[Records from a dataset]

##############################

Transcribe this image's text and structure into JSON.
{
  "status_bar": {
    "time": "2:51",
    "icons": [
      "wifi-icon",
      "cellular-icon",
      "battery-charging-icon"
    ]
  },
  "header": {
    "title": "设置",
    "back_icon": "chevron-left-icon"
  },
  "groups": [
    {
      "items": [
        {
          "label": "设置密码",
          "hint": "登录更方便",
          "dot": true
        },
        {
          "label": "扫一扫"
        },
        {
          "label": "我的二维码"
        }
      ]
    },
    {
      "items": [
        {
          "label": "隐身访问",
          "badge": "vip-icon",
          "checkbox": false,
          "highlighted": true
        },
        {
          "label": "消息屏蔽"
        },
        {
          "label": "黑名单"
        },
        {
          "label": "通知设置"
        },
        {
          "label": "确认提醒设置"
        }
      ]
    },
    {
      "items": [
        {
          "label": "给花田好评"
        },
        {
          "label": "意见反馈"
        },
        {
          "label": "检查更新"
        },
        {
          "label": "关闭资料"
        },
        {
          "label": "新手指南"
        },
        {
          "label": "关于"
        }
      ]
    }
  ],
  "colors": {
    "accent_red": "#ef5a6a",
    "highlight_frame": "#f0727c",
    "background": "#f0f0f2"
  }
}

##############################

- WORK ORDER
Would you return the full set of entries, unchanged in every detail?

- ANSWER FOR THE TASK
Transcribe this image's text and structure into JSON.
{
  "status_bar": {
    "time": "2:51",
    "icons": [
      "wifi-icon",
      "cellular-icon",
      "battery-charging-icon"
    ]
  },
  "header": {
    "title": "设置",
    "back_icon": "chevron-left-icon"
  },
  "groups": [
    {
      "items": [
        {
          "label": "设置密码",
          "hint": "登录更方便",
          "dot": true
        },
        {
          "label": "扫一扫"
        },
        {
          "label": "我的二维码"
        }
      ]
    },
    {
      "items": [
        {
          "label": "隐身访问",
          "badge": "vip-icon",
          "checkbox": false,
          "highlighted": true
        },
        {
          "label": "消息屏蔽"
        },
        {
          "label": "黑名单"
        },
        {
          "label": "通知设置"
        },
        {
          "label": "确认提醒设置"
        }
      ]
    },
    {
      "items": [
        {
          "label": "给花田好评"
        },
        {
          "label": "意见反馈"
        },
        {
          "label": "检查更新"
        },
        {
          "label": "关闭资料"
        },
        {
          "label": "新手指南"
        },
        {
          "label": "关于"
        }
      ]
    }
  ],
  "colors": {
    "accent_red": "#ef5a6a",
    "highlight_frame": "#f0727c",
    "background": "#f0f0f2"
  }
}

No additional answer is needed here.